  • Toothpaste tubes from Tectubes for allVeggie in Sweden, which produces toothpaste made from natural substances.
  • Clingfilm from Silvex, which as well as being completely compostable is suitable for all foodstuffs, contains no plasticizers and is breathable, helping to evaporate any condensation that forms on warm food that is refrigerated. Additionally, it does not require a serrated edge to have a clean tear.

Megajoules consumed per kilogramme produced

Beyond these, it is now possible to get compostable crisp packets, long-life (two-year) coffee packaging, bread bags, meat and vegetable pads and much more.

When it comes to discussions on the merits of bioplastics, there are two areas of much debate: energy consumption and land use. Taking land use first and Italy as an example, in order to meet Italy’s total requirements for flexible plastics of around 1.5-2 million tonnes, just 70,000 hectares (ha) of corn and 600,000 ha of oleaginous non-food crops would be required. Considering that in Italy cultivatable land amounts to 15 million hectares, it is clear that bioplastics are not going to affect the food chain, and that through the development of new techniques and increased efficiencies could actually strengthen it.

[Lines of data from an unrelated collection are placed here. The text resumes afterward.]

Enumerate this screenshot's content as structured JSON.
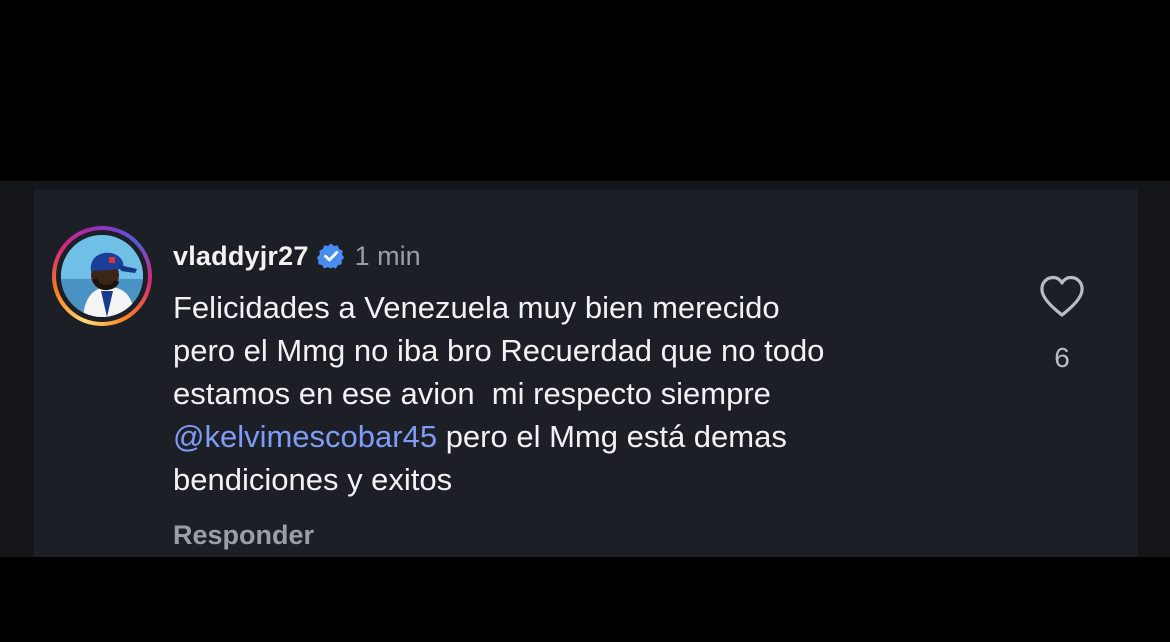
{
  "comment": {
    "username": "vladdyjr27",
    "time": "1 min",
    "text_before_mention": "Felicidades a Venezuela muy bien merecido\npero el Mmg no iba bro Recuerdad que no todo\nestamos en ese avion  mi respecto siempre\n",
    "mention": "@kelvimescobar45",
    "text_after_mention": " pero el Mmg está demas\nbendiciones y exitos",
    "reply_label": "Responder",
    "like_count": "6"
  },
  "icons": {
    "verified": "verified-badge-icon",
    "like": "heart-outline-icon"
  },
  "colors": {
    "mention": "#7e9cf5",
    "verified": "#4a8cf0",
    "card_background": "#1d1f27"
  }
}
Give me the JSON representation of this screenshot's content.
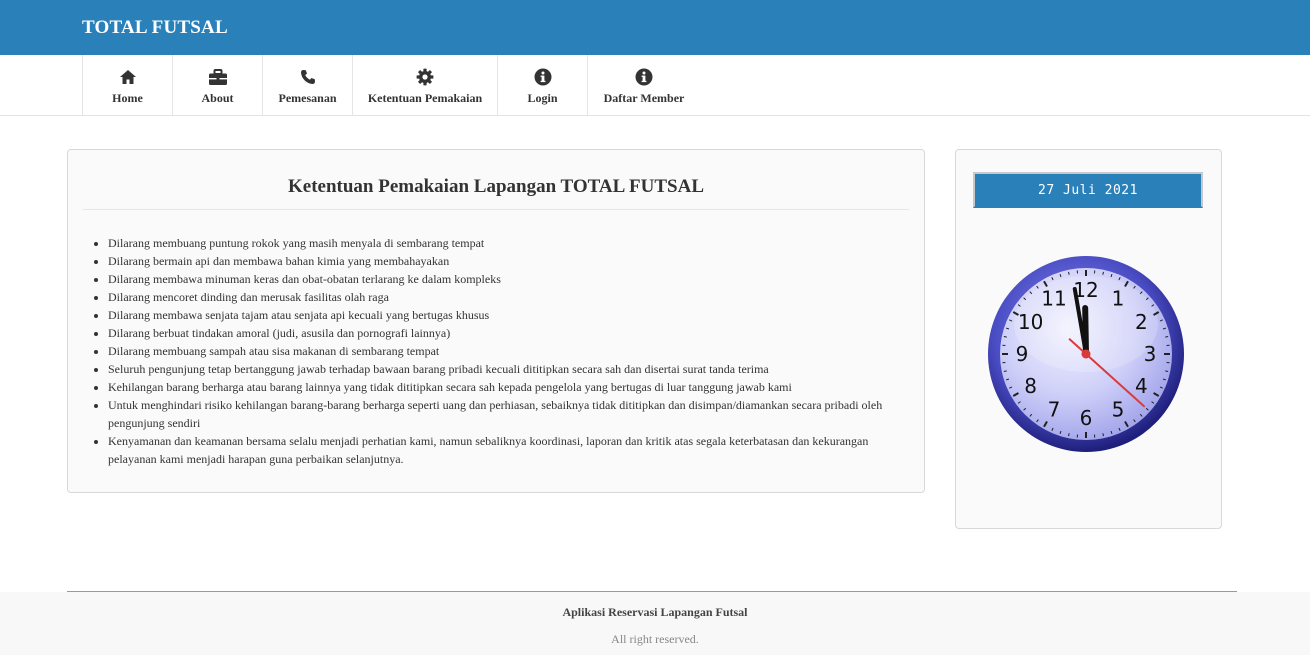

In terms of the consumption of non-renewable energy to manufacture plastics and bioplastics, in the cradle-to-gate scenario, more often than not the production of bioplastics consumes less energy, as shown in the figure to the right. However, viewing such numbers in isolation should be done with extreme caution as they do not consider the final product, its complete lifecycle or the benefits such a product might have. In a number of current filmic applications, it is often necessary for the compostable film to be thicker than its petro counterpart, so more material will be used, thus potentially negating some of the environmental benefits. Yet this does not tell the whole story; for example, using compostable packaging to pack asparagus can extend the shelf life of the asparagus as the packaging’s inherent breathability slows down the development of fungi. So, in this instance the thicker film reduces waste but it is beyond the boundaries of a standard LCA to fully encompass this. Similarly, a compostable carrier bag might weigh a few grammes more than an HDPE bag, and the benefit gained from composting the film will be negligible. However, if that compostable carrier bag is filled with organic waste otherwise destined for landfill then the consequential benefit is greater.

A third point of debate is end-of-life treatment. A certified compostable product must compost in a commercial composting system in 12 weeks, typically much less time is required, and if certified under the new AfOR home composting scheme, it should take no longer than 12 months. As with petro plastics, if a clean material stream is collected then it is perfectly possible to mechanically recycle these materials. It is important to remember that most materials impede the recycling of others, so whether at a composting plant or recycling facility, purity of feedstock is essential. Trials have proven it possible to sort PLA bottles using infrared technology, but at the current level of market penetration it is not worth it for a MRF operator to make the additional investment. Sorting of mixed and food-contaminated film of any type is another area where the argument is raging and is often the bimonthly chip on Horatio’s shoulder. The public can’t do it and the MRFs can’t do it, so who can? In short, today, no one can. So, it may be that in the near term and until more sophisticated systems of identification are developed, the best route for such film of any origin is likely to be recovery.

The past decade has seen incredible developments in the field of biodegradable and compostable plastics based on renewable resources and these will continue apace long into the foreseeable future. End of life, identification and material sourcing are all important, but it is equally important to understand the additional environmental and commercial benefits such products can bring.